[Opening MATERIAL FOR THE TASK section]

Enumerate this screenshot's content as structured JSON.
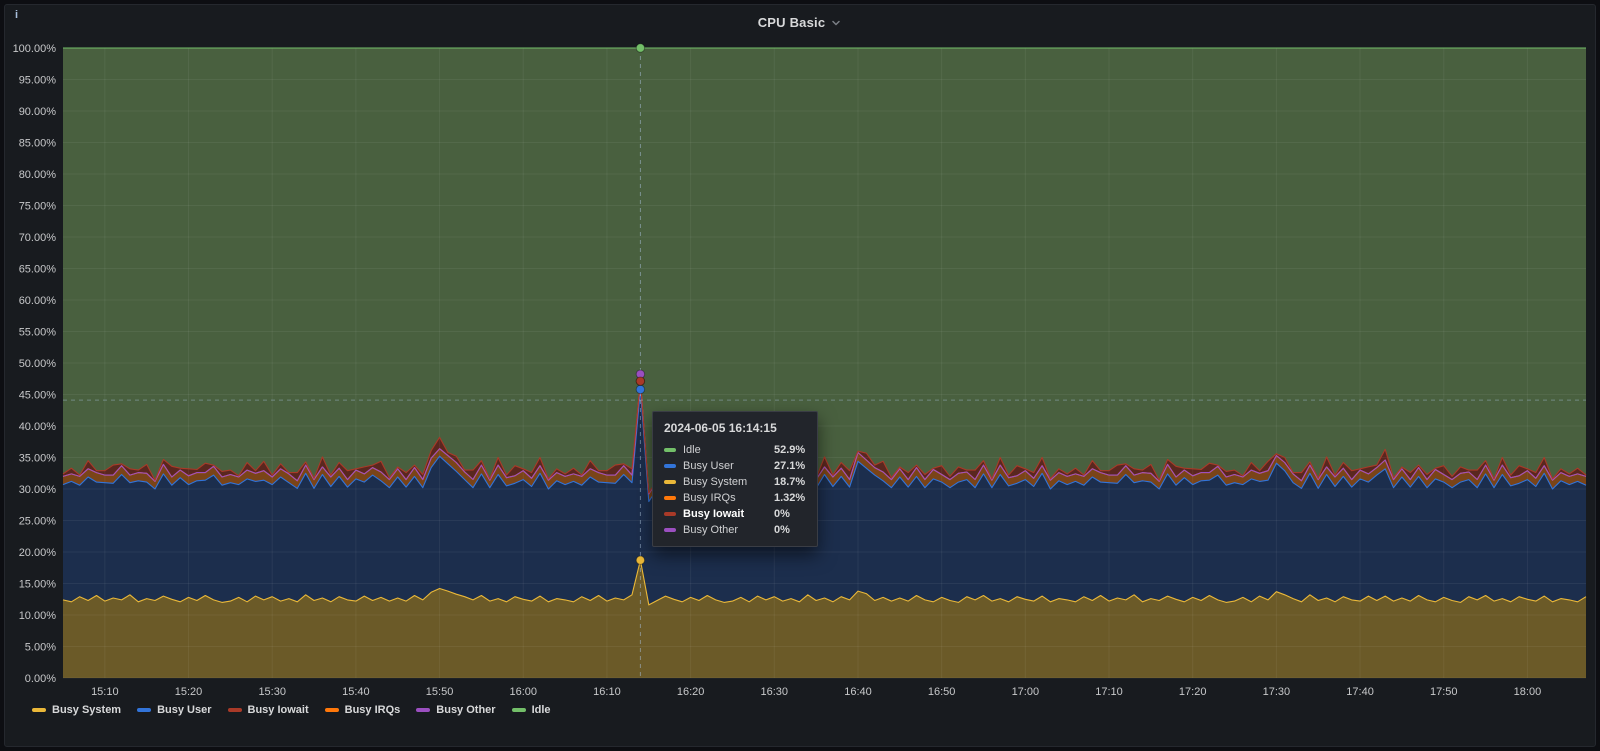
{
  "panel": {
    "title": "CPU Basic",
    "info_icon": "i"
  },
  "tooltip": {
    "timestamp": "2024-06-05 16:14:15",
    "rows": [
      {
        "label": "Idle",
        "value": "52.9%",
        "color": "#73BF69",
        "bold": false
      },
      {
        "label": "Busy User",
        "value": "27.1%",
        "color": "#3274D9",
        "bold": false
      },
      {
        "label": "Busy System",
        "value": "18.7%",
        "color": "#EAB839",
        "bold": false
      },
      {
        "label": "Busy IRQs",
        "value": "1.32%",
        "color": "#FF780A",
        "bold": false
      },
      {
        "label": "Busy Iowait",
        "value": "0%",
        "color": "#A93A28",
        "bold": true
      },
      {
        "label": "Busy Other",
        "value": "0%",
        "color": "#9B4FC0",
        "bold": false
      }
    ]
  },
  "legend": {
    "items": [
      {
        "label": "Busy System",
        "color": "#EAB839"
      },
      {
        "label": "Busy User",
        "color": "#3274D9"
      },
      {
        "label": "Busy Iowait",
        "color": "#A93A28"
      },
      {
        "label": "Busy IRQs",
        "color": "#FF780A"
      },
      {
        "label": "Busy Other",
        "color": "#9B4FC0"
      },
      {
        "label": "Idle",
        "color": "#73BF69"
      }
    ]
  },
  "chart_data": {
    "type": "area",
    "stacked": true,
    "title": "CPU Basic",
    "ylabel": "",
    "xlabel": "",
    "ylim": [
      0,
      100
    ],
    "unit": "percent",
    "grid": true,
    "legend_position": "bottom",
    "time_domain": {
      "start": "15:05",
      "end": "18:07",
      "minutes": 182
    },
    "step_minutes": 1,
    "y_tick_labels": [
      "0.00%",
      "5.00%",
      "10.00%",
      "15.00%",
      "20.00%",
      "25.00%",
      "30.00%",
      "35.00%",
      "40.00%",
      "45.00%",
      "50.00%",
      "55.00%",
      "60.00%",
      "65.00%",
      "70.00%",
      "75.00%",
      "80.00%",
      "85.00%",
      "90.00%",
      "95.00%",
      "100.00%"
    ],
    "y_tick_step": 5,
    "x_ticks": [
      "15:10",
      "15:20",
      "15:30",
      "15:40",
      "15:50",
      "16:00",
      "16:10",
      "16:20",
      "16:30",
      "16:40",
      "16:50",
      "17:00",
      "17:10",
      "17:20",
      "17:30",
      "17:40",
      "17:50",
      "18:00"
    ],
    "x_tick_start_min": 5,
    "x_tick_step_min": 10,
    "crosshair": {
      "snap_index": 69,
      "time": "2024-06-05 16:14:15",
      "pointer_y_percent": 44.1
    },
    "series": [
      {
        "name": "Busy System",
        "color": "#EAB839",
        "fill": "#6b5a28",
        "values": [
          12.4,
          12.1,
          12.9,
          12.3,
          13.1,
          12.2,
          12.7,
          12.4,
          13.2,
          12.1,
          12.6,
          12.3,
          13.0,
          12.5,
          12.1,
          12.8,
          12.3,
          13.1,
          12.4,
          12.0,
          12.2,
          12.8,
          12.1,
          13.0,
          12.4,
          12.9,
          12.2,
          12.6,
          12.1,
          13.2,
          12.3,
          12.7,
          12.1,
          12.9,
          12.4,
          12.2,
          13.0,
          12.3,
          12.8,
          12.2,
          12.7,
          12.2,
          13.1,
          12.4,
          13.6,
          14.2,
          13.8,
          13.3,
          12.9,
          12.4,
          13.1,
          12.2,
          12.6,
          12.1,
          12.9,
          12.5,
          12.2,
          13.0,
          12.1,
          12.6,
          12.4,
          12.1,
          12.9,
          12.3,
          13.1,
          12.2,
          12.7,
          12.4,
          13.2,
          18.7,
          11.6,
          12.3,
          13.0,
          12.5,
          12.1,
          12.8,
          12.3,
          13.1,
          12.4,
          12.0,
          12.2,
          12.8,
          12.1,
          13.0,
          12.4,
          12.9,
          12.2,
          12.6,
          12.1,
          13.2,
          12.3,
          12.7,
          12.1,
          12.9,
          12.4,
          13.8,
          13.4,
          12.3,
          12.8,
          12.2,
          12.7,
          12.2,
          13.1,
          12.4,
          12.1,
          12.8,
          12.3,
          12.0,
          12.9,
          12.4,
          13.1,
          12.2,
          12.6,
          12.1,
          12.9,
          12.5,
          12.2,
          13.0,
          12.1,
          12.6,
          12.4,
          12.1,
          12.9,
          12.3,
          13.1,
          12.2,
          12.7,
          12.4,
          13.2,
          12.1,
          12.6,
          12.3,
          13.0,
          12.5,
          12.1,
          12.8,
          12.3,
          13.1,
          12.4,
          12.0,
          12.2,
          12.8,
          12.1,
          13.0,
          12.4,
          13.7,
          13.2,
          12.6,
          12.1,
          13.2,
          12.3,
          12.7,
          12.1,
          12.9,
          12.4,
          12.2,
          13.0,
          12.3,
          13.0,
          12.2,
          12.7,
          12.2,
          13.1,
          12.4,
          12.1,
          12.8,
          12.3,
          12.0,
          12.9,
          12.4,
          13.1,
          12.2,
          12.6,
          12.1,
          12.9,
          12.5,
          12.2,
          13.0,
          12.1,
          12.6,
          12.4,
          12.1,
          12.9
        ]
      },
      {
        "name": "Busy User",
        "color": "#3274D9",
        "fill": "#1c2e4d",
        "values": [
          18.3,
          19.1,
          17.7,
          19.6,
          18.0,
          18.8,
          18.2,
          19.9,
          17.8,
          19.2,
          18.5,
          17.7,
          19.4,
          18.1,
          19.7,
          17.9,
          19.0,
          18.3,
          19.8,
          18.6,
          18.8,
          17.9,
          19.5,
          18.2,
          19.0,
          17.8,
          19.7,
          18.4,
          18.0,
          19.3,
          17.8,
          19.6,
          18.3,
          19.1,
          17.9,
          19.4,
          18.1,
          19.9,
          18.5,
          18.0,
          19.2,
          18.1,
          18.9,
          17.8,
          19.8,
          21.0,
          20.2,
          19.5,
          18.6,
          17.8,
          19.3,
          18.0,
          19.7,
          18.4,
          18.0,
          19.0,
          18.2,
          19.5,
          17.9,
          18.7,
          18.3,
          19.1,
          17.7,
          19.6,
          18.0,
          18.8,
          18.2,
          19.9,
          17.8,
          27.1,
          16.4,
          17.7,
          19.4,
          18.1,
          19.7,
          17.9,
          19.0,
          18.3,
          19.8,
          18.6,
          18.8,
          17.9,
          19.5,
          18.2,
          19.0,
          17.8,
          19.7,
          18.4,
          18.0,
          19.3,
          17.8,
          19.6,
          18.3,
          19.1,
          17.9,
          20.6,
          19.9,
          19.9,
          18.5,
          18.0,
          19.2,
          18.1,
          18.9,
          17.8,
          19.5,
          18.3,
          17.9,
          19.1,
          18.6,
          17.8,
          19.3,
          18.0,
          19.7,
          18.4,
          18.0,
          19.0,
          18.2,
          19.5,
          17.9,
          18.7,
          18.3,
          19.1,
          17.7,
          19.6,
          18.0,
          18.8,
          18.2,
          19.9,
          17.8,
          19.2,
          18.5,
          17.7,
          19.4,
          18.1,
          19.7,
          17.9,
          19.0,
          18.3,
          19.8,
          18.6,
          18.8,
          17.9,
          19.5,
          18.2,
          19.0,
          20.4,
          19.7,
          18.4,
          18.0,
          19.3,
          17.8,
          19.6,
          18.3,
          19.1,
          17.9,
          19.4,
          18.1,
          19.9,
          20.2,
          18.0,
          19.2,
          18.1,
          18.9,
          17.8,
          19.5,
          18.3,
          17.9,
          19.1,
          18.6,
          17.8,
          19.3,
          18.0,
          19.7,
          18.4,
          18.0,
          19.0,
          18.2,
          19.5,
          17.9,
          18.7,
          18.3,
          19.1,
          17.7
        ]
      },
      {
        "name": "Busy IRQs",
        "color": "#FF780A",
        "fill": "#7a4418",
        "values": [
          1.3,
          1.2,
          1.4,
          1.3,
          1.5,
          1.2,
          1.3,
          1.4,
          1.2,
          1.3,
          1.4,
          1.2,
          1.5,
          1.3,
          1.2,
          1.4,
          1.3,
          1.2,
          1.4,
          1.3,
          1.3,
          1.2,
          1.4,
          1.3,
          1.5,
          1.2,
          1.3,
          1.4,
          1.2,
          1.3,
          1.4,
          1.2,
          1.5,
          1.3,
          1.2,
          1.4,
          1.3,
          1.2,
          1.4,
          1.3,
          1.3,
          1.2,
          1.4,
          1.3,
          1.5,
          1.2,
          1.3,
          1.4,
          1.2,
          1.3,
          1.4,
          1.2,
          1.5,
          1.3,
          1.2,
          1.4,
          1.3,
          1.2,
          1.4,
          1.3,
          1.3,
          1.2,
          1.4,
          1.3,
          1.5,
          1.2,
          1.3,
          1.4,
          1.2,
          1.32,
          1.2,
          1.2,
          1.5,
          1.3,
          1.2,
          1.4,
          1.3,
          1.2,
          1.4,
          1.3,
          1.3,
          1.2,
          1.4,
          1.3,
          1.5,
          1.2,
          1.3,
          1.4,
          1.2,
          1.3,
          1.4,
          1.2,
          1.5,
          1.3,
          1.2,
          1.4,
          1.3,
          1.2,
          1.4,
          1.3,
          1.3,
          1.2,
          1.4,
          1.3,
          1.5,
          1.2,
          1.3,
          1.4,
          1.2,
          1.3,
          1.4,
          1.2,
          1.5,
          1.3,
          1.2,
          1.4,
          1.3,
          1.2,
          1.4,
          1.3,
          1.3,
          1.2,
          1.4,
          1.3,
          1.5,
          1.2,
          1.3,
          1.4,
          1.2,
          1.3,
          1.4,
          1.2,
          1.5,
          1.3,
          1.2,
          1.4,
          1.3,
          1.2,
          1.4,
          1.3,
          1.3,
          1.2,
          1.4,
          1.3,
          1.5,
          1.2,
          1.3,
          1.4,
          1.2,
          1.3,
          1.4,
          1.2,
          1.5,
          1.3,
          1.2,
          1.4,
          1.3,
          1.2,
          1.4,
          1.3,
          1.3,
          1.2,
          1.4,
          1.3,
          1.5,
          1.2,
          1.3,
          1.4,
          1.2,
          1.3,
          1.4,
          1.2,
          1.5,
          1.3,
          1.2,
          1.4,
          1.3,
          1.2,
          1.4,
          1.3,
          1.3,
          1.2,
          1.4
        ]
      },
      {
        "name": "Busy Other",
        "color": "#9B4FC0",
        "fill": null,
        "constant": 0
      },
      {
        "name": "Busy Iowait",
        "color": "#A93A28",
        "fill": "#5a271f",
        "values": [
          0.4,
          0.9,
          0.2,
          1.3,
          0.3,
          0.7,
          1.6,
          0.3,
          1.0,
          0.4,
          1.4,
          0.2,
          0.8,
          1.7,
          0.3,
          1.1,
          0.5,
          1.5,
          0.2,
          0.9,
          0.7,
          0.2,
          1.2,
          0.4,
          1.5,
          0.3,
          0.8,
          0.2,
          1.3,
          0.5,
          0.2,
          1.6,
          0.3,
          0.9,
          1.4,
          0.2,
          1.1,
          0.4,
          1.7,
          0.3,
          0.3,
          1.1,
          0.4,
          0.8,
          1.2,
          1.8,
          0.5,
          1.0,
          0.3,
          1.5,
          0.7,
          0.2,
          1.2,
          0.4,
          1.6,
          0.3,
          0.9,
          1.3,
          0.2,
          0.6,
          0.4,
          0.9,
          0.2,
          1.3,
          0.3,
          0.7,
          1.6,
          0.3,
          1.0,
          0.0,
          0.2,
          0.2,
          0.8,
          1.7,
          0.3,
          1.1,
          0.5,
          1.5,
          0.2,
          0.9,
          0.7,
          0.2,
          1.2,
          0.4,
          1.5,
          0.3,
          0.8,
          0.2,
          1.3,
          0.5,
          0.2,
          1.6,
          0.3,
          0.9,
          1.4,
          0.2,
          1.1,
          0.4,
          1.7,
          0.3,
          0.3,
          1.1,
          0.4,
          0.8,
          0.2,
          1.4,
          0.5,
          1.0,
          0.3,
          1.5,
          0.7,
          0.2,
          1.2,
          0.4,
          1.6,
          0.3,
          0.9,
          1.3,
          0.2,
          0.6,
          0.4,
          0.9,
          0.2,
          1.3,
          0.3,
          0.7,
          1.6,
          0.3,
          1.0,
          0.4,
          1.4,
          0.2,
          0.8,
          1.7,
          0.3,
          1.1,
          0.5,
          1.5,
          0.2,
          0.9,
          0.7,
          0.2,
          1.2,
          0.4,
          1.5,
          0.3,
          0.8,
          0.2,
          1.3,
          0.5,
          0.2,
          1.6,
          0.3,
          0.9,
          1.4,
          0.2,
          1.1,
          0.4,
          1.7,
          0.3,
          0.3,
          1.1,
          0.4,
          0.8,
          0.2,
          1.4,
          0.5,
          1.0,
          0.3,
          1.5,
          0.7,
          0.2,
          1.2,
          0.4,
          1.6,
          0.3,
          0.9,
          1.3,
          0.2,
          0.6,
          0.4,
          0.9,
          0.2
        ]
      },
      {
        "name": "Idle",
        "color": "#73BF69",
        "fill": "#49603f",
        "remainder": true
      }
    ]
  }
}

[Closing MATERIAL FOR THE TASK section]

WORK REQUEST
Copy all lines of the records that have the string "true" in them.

YOUR SOLUTION
        "bold": true
    "stacked": true,
    "grid": true,
        "remainder": true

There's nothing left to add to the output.